Prompt » Restate the records below word for word, and omit the images they hold.

(Supplied entries begins)

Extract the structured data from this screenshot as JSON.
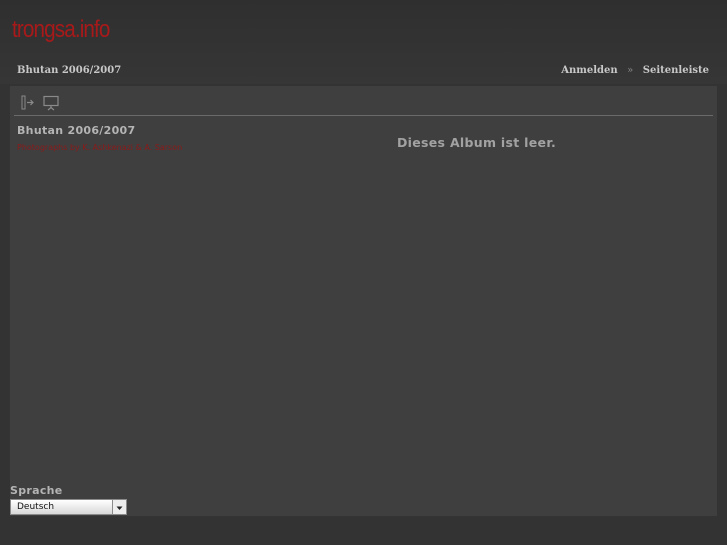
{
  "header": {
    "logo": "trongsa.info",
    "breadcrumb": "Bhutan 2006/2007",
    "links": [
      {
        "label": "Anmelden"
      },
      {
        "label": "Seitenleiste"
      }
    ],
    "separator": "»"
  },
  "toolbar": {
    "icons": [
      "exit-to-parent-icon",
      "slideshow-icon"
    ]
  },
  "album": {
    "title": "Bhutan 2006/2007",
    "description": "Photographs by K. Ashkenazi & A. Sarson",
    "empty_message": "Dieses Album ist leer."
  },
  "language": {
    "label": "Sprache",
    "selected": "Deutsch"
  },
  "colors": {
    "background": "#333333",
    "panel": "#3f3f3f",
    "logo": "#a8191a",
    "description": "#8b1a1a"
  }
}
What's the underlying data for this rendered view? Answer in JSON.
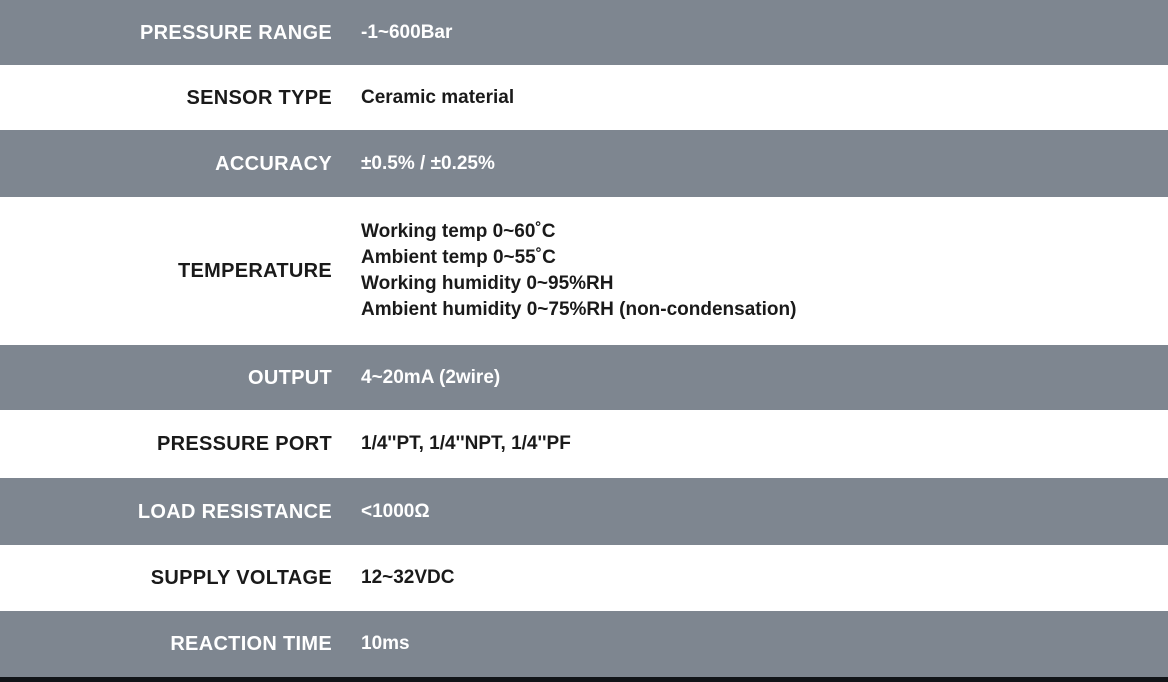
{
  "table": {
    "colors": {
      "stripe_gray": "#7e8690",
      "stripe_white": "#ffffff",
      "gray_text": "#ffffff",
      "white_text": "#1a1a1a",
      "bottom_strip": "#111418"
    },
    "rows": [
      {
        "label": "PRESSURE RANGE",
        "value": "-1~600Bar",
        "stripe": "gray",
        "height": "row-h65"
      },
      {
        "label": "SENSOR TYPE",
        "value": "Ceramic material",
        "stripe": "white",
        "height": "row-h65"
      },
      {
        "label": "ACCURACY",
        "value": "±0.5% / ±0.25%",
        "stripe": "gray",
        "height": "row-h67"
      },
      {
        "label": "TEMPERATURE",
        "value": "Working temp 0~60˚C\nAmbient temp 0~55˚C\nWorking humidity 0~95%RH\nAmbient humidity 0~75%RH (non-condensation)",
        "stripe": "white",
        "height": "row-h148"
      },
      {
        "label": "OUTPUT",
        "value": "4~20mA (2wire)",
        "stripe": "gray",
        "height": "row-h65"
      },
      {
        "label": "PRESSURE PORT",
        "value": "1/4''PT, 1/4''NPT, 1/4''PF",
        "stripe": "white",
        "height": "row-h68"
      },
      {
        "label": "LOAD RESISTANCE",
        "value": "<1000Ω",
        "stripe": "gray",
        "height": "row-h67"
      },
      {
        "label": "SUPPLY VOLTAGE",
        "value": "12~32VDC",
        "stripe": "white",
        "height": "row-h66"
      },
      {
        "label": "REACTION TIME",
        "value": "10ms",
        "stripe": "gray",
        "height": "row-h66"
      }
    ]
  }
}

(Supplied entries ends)

Answer to this problem »
Extract the structured data from this screenshot as JSON.
{
  "header": {
    "logo": "trongsa.info",
    "breadcrumb": "Bhutan 2006/2007",
    "links": [
      {
        "label": "Anmelden"
      },
      {
        "label": "Seitenleiste"
      }
    ],
    "separator": "»"
  },
  "toolbar": {
    "icons": [
      "exit-to-parent-icon",
      "slideshow-icon"
    ]
  },
  "album": {
    "title": "Bhutan 2006/2007",
    "description": "Photographs by K. Ashkenazi & A. Sarson",
    "empty_message": "Dieses Album ist leer."
  },
  "language": {
    "label": "Sprache",
    "selected": "Deutsch"
  },
  "colors": {
    "background": "#333333",
    "panel": "#3f3f3f",
    "logo": "#a8191a",
    "description": "#8b1a1a"
  }
}
What's the underlying data for this rendered view? Answer in JSON.
{
  "table": {
    "colors": {
      "stripe_gray": "#7e8690",
      "stripe_white": "#ffffff",
      "gray_text": "#ffffff",
      "white_text": "#1a1a1a",
      "bottom_strip": "#111418"
    },
    "rows": [
      {
        "label": "PRESSURE RANGE",
        "value": "-1~600Bar",
        "stripe": "gray",
        "height": "row-h65"
      },
      {
        "label": "SENSOR TYPE",
        "value": "Ceramic material",
        "stripe": "white",
        "height": "row-h65"
      },
      {
        "label": "ACCURACY",
        "value": "±0.5% / ±0.25%",
        "stripe": "gray",
        "height": "row-h67"
      },
      {
        "label": "TEMPERATURE",
        "value": "Working temp 0~60˚C\nAmbient temp 0~55˚C\nWorking humidity 0~95%RH\nAmbient humidity 0~75%RH (non-condensation)",
        "stripe": "white",
        "height": "row-h148"
      },
      {
        "label": "OUTPUT",
        "value": "4~20mA (2wire)",
        "stripe": "gray",
        "height": "row-h65"
      },
      {
        "label": "PRESSURE PORT",
        "value": "1/4''PT, 1/4''NPT, 1/4''PF",
        "stripe": "white",
        "height": "row-h68"
      },
      {
        "label": "LOAD RESISTANCE",
        "value": "<1000Ω",
        "stripe": "gray",
        "height": "row-h67"
      },
      {
        "label": "SUPPLY VOLTAGE",
        "value": "12~32VDC",
        "stripe": "white",
        "height": "row-h66"
      },
      {
        "label": "REACTION TIME",
        "value": "10ms",
        "stripe": "gray",
        "height": "row-h66"
      }
    ]
  }
}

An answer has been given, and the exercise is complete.